Yet for all the chat it was Clough’s footballing philosophy that separated him from the pack and placed him, in his own words, in the “Top One” of English managers. Simplicity was the key, perfectly encapsulated in the playing style of his son Nigel, who was as technically adept as just about any other English footballer of the era. An assured first-touch with either foot, and the eye and ability for an early accurate pass to feet, Clough Junior was the antithesis of the long-ball game being served up elsewhere. Indeed were it not for a distinct lack of pace he would surely have won more than 14 England caps.
That’s 12 more appearances than the Old Man at international level, but it probably wasn’t a fact often repeated from son to father, who would no doubt have responded with a finger pointing reminder that Nigel had merely been fortunate to have had the better teacher.
In many ways Clough became a victim of his own success at Forest, who soon became little more than a feeder club for Manchester United. Garry Birtles, Peter Davenport, Neil Webb and Roy Keane all left for large transfer fees and higher wages at Old Trafford.
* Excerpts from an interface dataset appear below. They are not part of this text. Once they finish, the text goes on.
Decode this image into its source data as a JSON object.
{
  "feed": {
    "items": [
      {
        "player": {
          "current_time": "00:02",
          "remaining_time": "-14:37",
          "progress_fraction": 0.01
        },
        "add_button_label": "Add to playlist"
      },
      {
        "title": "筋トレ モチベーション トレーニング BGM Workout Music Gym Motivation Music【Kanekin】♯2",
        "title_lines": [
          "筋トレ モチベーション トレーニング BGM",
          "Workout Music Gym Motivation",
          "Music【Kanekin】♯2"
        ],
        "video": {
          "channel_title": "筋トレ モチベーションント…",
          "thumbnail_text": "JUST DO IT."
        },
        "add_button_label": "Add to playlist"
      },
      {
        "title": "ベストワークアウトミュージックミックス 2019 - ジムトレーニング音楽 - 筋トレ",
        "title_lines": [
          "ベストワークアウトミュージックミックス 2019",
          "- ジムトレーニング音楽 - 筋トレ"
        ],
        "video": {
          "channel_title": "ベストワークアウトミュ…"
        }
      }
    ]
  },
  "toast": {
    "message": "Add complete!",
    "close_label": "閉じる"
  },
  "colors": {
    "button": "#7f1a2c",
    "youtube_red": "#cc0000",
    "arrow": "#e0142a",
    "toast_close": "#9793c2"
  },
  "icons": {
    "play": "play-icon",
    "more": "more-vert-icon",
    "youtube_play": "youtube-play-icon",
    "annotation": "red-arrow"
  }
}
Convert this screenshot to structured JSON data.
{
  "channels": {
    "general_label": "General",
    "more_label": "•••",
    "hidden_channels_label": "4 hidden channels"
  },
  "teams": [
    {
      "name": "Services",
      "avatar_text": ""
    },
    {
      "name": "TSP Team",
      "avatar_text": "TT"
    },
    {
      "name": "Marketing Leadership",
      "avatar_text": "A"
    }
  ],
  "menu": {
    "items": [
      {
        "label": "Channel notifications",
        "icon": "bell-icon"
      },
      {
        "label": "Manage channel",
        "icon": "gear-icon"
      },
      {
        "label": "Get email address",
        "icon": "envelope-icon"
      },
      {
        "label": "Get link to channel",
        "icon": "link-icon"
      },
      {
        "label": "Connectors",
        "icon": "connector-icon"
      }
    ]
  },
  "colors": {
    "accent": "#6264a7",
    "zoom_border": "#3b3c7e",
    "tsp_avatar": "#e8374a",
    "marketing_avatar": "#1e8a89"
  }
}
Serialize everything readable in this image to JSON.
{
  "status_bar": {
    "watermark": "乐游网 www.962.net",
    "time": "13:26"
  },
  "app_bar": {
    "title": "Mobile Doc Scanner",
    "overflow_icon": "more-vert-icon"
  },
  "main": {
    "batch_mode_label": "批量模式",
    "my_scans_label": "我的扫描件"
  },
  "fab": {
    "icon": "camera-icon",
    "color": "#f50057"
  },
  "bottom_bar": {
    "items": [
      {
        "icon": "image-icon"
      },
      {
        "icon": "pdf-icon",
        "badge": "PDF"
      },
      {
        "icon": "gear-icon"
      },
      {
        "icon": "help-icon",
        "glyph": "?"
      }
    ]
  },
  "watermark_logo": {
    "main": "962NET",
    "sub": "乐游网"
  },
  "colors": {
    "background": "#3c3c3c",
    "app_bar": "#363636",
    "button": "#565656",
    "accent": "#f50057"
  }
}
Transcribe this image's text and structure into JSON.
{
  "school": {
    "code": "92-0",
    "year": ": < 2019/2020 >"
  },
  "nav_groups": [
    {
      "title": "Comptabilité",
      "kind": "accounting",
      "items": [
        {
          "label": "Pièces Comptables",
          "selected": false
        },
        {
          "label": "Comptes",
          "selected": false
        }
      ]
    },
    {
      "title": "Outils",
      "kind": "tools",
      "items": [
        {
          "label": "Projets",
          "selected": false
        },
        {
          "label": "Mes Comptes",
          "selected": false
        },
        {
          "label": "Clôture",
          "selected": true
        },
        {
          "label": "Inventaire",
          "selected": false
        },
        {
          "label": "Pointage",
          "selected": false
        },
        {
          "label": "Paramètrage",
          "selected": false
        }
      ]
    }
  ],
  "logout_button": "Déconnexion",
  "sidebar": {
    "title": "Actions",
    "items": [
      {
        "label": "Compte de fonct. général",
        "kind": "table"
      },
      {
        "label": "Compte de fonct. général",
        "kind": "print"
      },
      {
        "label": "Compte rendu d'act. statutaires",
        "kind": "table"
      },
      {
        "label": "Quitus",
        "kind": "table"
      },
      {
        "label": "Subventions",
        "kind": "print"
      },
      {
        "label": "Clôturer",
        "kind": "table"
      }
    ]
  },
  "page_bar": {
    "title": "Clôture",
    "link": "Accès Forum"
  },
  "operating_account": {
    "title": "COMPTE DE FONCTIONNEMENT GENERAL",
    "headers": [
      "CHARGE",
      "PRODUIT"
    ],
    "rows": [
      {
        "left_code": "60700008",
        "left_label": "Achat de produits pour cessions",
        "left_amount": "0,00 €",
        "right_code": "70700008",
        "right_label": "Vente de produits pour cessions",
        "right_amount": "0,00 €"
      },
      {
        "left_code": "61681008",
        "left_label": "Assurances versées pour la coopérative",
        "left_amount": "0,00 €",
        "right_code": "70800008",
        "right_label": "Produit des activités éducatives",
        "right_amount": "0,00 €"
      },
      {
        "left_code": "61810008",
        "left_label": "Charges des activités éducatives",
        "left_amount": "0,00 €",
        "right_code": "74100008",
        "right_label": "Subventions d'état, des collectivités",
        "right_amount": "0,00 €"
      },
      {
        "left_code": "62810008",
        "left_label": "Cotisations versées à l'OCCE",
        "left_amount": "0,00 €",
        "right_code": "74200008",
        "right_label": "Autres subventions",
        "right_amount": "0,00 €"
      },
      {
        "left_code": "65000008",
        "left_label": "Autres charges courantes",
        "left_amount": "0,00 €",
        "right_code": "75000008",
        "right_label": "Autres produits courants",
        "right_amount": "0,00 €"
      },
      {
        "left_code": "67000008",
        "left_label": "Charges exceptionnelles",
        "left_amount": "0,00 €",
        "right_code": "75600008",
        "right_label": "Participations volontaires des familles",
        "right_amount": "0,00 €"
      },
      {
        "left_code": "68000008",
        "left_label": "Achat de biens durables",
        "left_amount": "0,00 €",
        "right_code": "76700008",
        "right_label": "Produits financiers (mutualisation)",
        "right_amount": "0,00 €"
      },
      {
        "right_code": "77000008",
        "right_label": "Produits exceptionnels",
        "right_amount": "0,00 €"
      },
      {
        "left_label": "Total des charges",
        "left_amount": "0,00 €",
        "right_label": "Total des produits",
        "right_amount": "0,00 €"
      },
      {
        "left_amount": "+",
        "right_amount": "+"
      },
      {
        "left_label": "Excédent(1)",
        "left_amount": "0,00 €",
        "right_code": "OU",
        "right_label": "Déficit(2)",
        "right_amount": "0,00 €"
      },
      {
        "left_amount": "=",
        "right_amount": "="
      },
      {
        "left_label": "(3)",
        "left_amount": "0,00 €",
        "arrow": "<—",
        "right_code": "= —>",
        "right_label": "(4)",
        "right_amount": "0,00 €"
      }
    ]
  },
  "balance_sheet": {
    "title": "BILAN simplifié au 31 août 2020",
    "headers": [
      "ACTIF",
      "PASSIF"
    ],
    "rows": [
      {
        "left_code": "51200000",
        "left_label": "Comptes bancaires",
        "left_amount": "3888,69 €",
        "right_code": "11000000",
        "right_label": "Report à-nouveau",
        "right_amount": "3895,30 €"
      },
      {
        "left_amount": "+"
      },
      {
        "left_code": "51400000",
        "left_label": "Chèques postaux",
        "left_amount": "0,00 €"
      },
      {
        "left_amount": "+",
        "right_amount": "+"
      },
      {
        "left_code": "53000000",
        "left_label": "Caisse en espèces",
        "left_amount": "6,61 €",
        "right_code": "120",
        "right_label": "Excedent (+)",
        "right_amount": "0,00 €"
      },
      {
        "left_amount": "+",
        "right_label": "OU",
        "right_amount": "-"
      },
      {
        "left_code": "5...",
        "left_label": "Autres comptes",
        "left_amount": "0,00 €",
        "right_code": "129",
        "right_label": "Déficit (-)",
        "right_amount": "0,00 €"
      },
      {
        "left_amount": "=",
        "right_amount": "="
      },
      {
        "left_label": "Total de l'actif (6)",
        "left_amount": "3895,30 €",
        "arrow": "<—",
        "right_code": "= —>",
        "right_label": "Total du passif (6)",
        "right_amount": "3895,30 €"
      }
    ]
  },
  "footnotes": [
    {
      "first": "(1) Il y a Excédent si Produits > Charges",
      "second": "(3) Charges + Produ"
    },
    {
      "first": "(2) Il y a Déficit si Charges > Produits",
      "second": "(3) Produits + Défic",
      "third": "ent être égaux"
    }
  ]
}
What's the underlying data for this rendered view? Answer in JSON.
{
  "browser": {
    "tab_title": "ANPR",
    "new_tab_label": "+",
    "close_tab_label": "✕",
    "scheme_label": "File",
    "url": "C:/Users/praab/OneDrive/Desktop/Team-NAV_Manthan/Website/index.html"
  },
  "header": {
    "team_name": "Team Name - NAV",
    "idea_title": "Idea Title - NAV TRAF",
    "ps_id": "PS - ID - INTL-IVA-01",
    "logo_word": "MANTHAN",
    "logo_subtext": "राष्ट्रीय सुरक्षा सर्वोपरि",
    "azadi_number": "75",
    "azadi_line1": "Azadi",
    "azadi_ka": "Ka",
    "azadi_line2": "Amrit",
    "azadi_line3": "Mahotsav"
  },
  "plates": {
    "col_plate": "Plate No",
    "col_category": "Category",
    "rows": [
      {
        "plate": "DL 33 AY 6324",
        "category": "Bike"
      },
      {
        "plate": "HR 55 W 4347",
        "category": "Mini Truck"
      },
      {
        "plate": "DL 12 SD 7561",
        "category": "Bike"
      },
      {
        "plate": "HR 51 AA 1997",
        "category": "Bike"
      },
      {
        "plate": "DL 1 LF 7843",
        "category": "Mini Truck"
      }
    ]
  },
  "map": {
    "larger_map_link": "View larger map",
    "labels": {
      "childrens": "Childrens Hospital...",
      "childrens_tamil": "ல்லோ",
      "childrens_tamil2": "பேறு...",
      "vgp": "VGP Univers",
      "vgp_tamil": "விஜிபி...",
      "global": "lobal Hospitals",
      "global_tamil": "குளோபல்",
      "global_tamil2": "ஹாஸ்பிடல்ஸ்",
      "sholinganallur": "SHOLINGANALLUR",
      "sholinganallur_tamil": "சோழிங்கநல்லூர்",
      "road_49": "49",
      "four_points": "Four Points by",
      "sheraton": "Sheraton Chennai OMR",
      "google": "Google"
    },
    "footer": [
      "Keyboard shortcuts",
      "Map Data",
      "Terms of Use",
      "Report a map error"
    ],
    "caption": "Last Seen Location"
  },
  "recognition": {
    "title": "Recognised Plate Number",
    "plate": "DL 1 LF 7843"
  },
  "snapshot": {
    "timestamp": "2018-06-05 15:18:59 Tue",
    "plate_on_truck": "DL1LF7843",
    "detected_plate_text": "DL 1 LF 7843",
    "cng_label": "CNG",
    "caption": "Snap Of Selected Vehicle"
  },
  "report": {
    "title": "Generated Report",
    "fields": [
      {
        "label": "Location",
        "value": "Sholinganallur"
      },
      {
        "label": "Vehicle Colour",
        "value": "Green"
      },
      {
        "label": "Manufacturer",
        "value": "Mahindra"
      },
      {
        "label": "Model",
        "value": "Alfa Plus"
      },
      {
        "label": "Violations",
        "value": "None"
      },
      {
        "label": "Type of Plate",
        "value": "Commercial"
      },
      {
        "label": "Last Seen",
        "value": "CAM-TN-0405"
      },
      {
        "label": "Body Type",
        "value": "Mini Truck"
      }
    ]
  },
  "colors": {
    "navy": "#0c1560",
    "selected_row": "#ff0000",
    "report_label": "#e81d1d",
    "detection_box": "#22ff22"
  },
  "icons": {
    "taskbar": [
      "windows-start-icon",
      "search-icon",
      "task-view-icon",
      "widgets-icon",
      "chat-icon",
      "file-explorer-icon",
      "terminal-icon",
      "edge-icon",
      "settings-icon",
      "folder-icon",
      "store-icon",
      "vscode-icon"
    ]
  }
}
Clough found himself left with a young team, including Nigel, that stubbornly fought against the tide of idly punting the ball into a “position of maximum opportunity” as the FA’s antiquated coaching manual of the time preached.
I had the opportunity to watch the Old Master at close quarters during those final years, when he took Forest to Selhurst Park. It could have been a fixture against Crystal Palace, or even Wimbledon or Charlton (who both ground-shared at their South London neighbour in those austere days before the Premier League and Sky tv)… dunno!
The press box was situated just behind the visitors’ dug-out, and Clough’s presence on the touchline soon became the main point of interest. There he was in his white tennis shoes, dark blue trackie bottoms and green rugby jersey, white collar upturned.
But the stereotyping ends there. Clough wasn’t raging, nor berating the ref, nor even head-butting his opposite number. He stood still, arms folded, watching his young team pass their way around the pitch. His only movement consisted of gaining eye-contact with a player then lifting his right forefinger toward his eye (translation: Look!) or toward his forehead (translation: Think!)
No histrionics. No abuse. No drama.
I wish I could add it was a pleasure to attend his last match in charge, in 1993, but alas it was anything but. Forest lost to Sheffield United and their place at football’s top table was gone with their manager. His post-match press conference was memorable only for the sad, sorry figure who stood before us; his once sharp facial features now puffed and hideously reddened by alcohol abuse. He was thin and his patter was thinner. He was not yet 60 years old, yet in truth looked much older.
Clough died on September 20, 2004, aged 69, but the legend lives on via book, film, sculpture, silverware and, even, geography. The road that links Derby and Nottingham was called the A52 during his lifetime… now it’s known as Brian Clough Way.
It’s probably fair to say the travelling footy fans of the East Midlands wouldn’t want it any other way.